You can go to a professional shop and have it tuned, or buy a tuning module and do it yourself, although the market is limited in terms of modules for the early iteration of the IS300.
More power means generating more heat, so you want to ensure you keep your IS300 cool.
These mods can be helpful when tracking your car even if you haven’t added any power beyond stock. That’s because running down an Autocross track can push your car to run hotter than it normally does.
Radiator and Oil Cooler
An aftermarket radiator can increase cooling capabilities beyond stock, and the top choices include:
When you add more power, and your engine runs hotter, you can benefit from installing an oil cooler. We recommend the universal-fit Mishimoto oil cooler for the IS300.
Interior and Exterior IS300 Mods
Most interior and exterior upgrades are purely cosmetic, but some of them do offer plenty of functionality.
There is no right approach to cosmetic mods because what looks good and what doesn’t is completely subjective. However, you still want to install well-made parts that will perform well and last a long time.
You can swap out various interior and exterior parts to give your IS300 a truly one of a kind look and feel.
No interior mod is necessary, unless you are competing in motorsports and you are required to have certain seats and/or a roll cage.
In that case, be sure to check the regulations and adhere to them. Otherwise, you are able to swap things out as you see fit.
Choosing a shift knob is about finding the right size, shape, and weight that suits you. The thread size for the manual IS300 is M12 X 1.25 mm.
Another factor worth considering is the material of the knob. Stainless steel and aluminum knobs are quite sensitive to changes in temperature. They can get uncomfortably hot if your car is parked in direct sunlight for too long.
You won’t face this issue with delrin, carbon fiber, wood, and leather shift knobs because of the insulating properties of those materials.
Good shift knobs include:
Seats are a great way to customize your interior. To narrow down your choices, consider whether you want a seat for comfort and style or strict performance.

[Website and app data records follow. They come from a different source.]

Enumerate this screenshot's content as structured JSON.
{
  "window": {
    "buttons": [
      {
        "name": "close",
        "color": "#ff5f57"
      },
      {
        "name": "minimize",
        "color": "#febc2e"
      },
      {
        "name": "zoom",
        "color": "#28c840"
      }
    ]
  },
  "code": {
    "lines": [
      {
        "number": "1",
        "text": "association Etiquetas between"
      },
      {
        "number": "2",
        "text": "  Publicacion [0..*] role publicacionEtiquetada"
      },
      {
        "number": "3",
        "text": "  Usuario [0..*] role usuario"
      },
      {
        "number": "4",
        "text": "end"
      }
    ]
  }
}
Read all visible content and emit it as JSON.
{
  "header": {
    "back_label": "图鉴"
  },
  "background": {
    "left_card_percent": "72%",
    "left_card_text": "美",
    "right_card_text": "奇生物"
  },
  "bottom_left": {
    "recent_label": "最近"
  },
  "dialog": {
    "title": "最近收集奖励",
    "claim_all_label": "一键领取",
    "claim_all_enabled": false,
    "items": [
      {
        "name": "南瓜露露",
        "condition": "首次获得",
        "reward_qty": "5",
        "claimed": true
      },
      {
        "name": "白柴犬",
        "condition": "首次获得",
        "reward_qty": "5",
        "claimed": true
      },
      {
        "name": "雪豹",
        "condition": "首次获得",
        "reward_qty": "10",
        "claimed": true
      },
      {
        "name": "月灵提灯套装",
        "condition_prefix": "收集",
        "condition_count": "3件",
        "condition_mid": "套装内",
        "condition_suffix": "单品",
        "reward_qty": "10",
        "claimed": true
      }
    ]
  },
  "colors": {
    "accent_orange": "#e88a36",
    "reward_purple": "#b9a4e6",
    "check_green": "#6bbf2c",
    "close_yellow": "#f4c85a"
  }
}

If you plan to compete in your IS300, you will need a seat that conforms to FIA regulations. Some good seats include:
Choosing exterior mods has a lot to do with aesthetics, you want your IS300 to look good and reflect your style.
With this in mind, you can choose from a variety of exterior mods that suit your tastes. However, be aware that certain kits can hinder aerodynamic performance.
For street purposes this is not nearly as big of a deal as for track cars, which are often pushed to the limits and exterior pieces that hinder performance are more likely to be noticed.
With body kits, you often have the option of installing a full kit or purchasing parts of the kit. You might want a front bumper without also buying the side skirts and rear bumper, for example.
Some excellent IS300 body kits include:
- Duraflex EG-R kit
- Duraflex B-Sport
- Cinched Flares Widebody Kit
- Version Select AeroKit
- Vertex Body Kit (includes options for intercooler mounted and non-intercooler IS300s)
The Best IS300 Mods: What to Upgrade First
The most responsible thing to do is to start with handling upgrades first, in the following order:
- Wheels and tires
- Sway bars
- Suspension (coilovers or lowering springs)
- Adjustable control arms
We recommend that you upgrade all of the above at the same time to avoid compatibility issues. Don’t forget to get your wheels aligned right after and consider installing a roll center correction kit if required.
There’s nothing wrong with starting off by installing bolt-on performance upgrades before you improve the handling of your IS300 — they won’t add a ton of power anyway.
But if you’re taking the forced induction route, definitely upgrade your handling and braking first. Cosmetic mods get last priority for obvious reasons.
Do you have any questions about modifying your IS300 and giving it that JDM style? Leave them in the comments section below.
If you’ve enjoyed reading this article, consider sharing it on Reddit or Facebook. Your support means a lot to us!